  • Warren Easton in 1918
    Warren Easton in 1918
  • The Historical Marker in front of the school
    The Historical Marker in front of the school
  • The front of Warren Easton school near the time of its centennial in 2013.
    The front of Warren Easton school near the time of its centennial in 2013.

As New Orleans grew, and as the city expanded its system of public education, the system expanded from one school to four schools by the mid-1850s. These four schools later consolidated into one central location above Canal Street. A second school was established in 1864, but three years later, these two schools merged to create the Consolidated Central Boys High School at Constance and Gaienne streets. 
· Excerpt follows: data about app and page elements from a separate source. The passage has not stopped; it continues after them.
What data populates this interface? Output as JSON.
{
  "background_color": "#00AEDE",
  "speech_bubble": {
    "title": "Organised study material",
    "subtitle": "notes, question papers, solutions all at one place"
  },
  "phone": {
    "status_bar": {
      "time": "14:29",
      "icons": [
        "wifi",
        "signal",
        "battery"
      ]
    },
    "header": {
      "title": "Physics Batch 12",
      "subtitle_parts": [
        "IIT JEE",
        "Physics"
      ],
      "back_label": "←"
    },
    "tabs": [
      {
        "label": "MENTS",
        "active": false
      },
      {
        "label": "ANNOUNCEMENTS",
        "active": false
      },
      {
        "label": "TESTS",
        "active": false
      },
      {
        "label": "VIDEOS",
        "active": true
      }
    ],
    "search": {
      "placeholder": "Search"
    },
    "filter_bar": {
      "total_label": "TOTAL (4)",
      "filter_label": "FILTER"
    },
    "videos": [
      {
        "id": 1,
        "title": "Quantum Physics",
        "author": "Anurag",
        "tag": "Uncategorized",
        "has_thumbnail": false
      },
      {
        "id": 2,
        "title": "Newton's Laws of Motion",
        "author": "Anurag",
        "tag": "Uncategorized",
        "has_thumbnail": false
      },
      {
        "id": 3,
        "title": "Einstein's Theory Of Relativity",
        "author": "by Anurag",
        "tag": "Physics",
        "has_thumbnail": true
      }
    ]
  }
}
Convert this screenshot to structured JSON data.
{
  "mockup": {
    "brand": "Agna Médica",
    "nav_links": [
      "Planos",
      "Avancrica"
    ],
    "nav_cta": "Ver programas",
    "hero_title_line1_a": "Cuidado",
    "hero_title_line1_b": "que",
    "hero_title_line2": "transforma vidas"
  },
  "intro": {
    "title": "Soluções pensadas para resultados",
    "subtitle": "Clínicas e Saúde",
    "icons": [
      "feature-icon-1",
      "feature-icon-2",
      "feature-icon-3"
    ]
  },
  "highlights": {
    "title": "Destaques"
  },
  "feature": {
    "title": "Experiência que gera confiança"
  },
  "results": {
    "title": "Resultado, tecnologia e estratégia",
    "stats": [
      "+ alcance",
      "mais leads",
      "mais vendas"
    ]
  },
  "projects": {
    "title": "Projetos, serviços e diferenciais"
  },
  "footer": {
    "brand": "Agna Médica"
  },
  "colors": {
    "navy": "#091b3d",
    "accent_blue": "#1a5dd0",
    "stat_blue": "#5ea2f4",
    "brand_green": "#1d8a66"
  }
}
In 1890, the school moved to 1533 Calliope Street. In 1911, construction of a new school began at 3019 Canal Street. This school opened in 1913 and was named in honor of Warren Easton, the state’s first Supervisor of Education. In the next century, Warren Easton High School experienced many challenges and changes that reflect the larger history of New Orleans and public education in general. 

The first of these changes occurred in 1952, when Warren Easton admitted its first female students. The next came in 1967, when the school admitted the first African American students--13 years after the Supreme Court declared that maintaining racially segregated schools was a violation of the 14th Amendment. By the time Warren Easton integrated in 1967, 22% of the Black students in the South were attending integrated schools. Just three years before, only two percent of Southern black children were attending integrated schools. 

Hurricane Katrina forced the closure of the school from 2005 to 2006, when it reopened as a charter school. 

The school has also had a number of notable alumni. Peter Fountain graduated from Warren Easton in 1945, he would go on to become a very famous and successful jazz clarinetist, who performed for four presidents, Pope John Paull II and played with Louis Armstrong. Charles Foti, who served as the Louisiana State Attorney General graduated in 1953. More recently, Troy “Trombone Shorty” Andrews graduated in 2004. He went on to become a very well known trombone player, representing the city of New Orleans around the world, and performed on the Tonight Show with Jay Leno.This notable heritage caught the attention of actress Sandra Bullock, who has donated hundreds of thousands of dollars to help aid relief and rebuilding efforts for the school.The school celebrated its centennial in 2013.

This historic marker commemorates Warren Easton Charter High school. The marker reads: “Boys Central High School, founded in 1844, relocated to this site in 1913 and was renamed Warren Easton High School for the superintendent of New Orleans public schools, 1888-1910. The building was designed by E.A. Christy, supervising architect of the Orleans Parish School Board from 1911 to 1940. Easton became coeducational in 1952, integrated in 1967, and continues to educate a diverse urban student body.”

"School History." Warren Easton Charter Highschool. Accessed February 22, 2016. http://www.warreneastoncharterhigh.org/m/pages/index.jsp?uREC_ID=73990&type=d. "The 1964 Civil Rights Act to the Present." Infoplease. 2012. Accessed February 22, 2016. http://www.infoplease.com/encyclopedia/history/integration-the-civil-rights-act-to-present.html. Plaisance, Stacey. "Celebrated Warren Easton High School Turns 100." Associated Press. September 11, 2013. Accessed February 22, 2016. http://bigstory.ap.org/article/celebrated-warren-easton-high-school-turns-100.